Less "Riff Raff"
I vividly remember my first Minnesota winter, 30 years ago, a record 98.6 inches of snow submerging the Twin Cities, waist-deep in snow, thinking "what have I done?" A friend at KARE-11 (WTCN) took me aside. "Paul, at least the cold and snow keeps the riff raff out" he whispered. Really? Then how did I get in? His other exhortation: the crime rate drops - and your garbage doesn't stink.
So much to look forward to.
One of the coldest blobs of Yukon chill in a decade is about to drain out of the frozen wastelands of western Canada. By Friday daytime "highs" struggle to top 0F; temperatures may hold below zero Saturday in spite of a bright, pleading sun.
This will be one of the coldest outbreaks of the winter - and no, it doesn't necessarily mean the entire winter will be Nanook.
If you're dressed properly & active you can reduce the risk of frostbite. The "no-exposed-skin" rule comes into play for kids at the bus stop, with a wind chill of -10F today, dipping to -20F Friday AM.
We may be brushed by light snow Sunday night, but highs reach the 20s late next week; a few 30s the 3rd week of December.
This too shall pass, but short term? Cash in those frequent flier miles. Or just grin and bear it.
* photo above: Clint Austin, Duluth News Tribune.
* Push of arctic air sparks a period of ice and singificant snow from the Texas Panhandle into Oklahoma, Arkansas, the Middle Mississippi Valley into the Ohio Valley late Thursday into Saturday morning.
* Potential for 1/4" glaze ice amounts from near Little Rock to Memphis and Bowling Green Thursday night into early Saturday - capable of significant travel challenges and downed trees, powerlines. Power outages are possible as this storm ripples across the Mid South into the Ohio Valley.
* No major snow/ice problems for major east coast cities into Saturday. A cold rain is likely New York to D.C. Friday into Saturday.
Summary: One of the coldest outbreaks in a decade will push into the USA later this week, preceded by a band of snow and ice pushing unusually far south. Facilities and staff from Little Rock and Hot Springs to Memphis, Nashville, Louisville and Columbus should monitor forecasts - watches and warnings are inevitable, and the risk of winter-related impacts to operations will be high late Thursday into Saturday morning.
Paul Douglas - Senior Meteorologist - Alerts Broadcaster
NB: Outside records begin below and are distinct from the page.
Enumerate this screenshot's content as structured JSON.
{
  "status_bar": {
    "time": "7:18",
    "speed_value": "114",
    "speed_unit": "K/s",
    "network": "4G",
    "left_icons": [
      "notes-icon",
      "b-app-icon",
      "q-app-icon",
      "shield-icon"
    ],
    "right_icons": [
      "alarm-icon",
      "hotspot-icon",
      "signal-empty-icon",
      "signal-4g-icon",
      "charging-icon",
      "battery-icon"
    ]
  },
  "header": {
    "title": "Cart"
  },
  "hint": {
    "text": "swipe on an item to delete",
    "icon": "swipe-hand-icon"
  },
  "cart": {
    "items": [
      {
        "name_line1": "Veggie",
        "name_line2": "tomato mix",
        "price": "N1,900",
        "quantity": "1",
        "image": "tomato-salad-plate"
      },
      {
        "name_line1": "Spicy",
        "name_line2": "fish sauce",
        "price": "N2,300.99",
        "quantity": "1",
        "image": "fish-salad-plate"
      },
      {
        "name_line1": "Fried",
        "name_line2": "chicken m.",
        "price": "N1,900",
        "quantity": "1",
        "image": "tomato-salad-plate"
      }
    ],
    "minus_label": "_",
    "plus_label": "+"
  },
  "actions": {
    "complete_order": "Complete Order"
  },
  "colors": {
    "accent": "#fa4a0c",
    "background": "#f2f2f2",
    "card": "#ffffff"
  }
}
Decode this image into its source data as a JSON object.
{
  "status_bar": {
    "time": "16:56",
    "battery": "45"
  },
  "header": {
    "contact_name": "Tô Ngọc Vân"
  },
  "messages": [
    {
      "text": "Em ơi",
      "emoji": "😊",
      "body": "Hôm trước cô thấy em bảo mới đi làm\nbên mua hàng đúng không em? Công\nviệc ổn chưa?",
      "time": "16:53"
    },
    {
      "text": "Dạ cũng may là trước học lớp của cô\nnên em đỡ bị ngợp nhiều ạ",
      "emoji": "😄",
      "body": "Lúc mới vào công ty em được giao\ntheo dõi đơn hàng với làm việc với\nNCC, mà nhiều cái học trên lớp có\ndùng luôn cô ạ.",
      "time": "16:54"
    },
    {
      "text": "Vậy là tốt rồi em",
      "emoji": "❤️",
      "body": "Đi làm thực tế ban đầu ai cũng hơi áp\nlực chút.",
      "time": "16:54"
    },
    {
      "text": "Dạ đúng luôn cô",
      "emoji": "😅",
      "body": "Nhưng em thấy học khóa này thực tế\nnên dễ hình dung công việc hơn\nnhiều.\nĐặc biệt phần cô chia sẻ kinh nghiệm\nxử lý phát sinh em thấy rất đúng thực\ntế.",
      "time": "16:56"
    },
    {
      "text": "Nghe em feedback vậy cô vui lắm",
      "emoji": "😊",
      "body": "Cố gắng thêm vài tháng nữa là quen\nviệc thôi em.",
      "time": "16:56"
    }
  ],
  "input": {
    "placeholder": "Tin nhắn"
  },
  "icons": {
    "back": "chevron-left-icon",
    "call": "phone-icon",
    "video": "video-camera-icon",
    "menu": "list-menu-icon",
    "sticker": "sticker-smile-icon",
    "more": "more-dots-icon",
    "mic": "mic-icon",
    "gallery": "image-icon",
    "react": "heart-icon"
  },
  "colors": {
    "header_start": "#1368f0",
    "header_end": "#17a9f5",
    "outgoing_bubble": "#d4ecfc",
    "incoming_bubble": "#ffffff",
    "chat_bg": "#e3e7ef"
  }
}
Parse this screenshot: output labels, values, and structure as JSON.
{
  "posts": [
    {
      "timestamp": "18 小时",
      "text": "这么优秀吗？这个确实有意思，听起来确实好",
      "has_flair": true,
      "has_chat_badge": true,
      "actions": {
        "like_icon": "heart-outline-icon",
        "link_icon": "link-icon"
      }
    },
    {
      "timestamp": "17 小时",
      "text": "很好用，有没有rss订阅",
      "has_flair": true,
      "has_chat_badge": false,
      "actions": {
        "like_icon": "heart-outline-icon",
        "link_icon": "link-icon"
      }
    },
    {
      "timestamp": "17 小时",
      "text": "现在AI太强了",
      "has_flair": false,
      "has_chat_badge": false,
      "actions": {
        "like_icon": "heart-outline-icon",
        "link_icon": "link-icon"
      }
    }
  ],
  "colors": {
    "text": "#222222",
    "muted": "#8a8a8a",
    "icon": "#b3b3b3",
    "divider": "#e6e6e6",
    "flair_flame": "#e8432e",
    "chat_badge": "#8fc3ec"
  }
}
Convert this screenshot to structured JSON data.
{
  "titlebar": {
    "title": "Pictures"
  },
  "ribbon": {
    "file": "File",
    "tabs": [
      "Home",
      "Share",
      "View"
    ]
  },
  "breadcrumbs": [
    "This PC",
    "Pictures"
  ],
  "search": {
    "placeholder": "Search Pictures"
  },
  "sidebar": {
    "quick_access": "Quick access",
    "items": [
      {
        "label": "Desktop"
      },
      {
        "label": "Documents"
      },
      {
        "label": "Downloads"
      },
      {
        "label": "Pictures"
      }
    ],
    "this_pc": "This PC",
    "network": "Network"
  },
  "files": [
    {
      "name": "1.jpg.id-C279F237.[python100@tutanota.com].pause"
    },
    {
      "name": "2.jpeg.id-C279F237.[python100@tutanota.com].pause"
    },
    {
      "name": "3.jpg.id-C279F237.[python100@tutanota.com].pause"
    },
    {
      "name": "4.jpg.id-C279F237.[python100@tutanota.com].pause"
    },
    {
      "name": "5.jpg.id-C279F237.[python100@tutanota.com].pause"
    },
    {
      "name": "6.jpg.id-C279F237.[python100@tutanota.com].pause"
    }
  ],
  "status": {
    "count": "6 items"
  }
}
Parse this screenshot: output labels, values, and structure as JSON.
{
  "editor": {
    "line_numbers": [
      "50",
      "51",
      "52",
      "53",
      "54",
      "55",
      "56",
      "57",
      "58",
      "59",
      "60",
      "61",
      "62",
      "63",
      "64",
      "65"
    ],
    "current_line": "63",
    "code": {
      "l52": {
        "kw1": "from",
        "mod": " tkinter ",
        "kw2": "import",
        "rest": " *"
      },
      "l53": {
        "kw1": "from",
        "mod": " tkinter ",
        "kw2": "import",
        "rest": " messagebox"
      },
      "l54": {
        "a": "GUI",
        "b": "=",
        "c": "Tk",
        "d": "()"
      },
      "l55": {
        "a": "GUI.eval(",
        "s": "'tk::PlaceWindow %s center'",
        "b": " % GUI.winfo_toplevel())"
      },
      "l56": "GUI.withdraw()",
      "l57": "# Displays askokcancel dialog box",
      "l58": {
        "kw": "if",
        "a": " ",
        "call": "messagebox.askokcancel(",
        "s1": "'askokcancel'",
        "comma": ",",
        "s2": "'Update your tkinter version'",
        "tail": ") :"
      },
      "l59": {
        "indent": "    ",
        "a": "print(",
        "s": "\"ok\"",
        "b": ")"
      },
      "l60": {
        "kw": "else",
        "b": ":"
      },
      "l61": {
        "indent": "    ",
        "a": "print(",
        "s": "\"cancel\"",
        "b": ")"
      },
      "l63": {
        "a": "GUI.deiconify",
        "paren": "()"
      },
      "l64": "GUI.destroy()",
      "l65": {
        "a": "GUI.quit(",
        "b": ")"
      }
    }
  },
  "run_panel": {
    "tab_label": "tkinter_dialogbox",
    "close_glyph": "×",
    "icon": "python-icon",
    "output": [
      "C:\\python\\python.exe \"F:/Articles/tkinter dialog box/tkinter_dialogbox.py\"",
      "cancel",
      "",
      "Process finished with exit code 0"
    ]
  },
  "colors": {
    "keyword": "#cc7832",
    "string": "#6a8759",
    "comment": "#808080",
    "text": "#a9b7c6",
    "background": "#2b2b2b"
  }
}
Graphic credit above: "Global average surface temperature departures from average from different global datasets." Credit: WMO.
Photo credit above: "A funnel cloud is spotted moving east over Highway 5 near Rosebud, Arkansas April 10, 2013." Credit: Reuters/Gene Blevins.
Map credit: Marchex.
Photo credit above: "Mushroom clouds blossom over Hiroshima (left) and Nagasaki (right) from atom bombs dropped by the United States on August 6 and 9, 1945." (Source: Wikimedia Commons).
Photo credit above: "Bloomberg LP is now offering a Carbon Risk Valuation Tool through its terminal subscription service (seen here), which is available to more than 300,000 high-end traders, analysts and others." Credit: CUNY Graduate School of Journalism.
Photo credit above: "Desiccated lakes in Wapusk National Park near Churchill, Manitoba (Canada) are shown. Desiccation of shallow lakes has occurred recently in response to lower-than-average snowmelt runoff. This phenomenon appears unprecedented over the last 200 years." (Credit: Hilary White).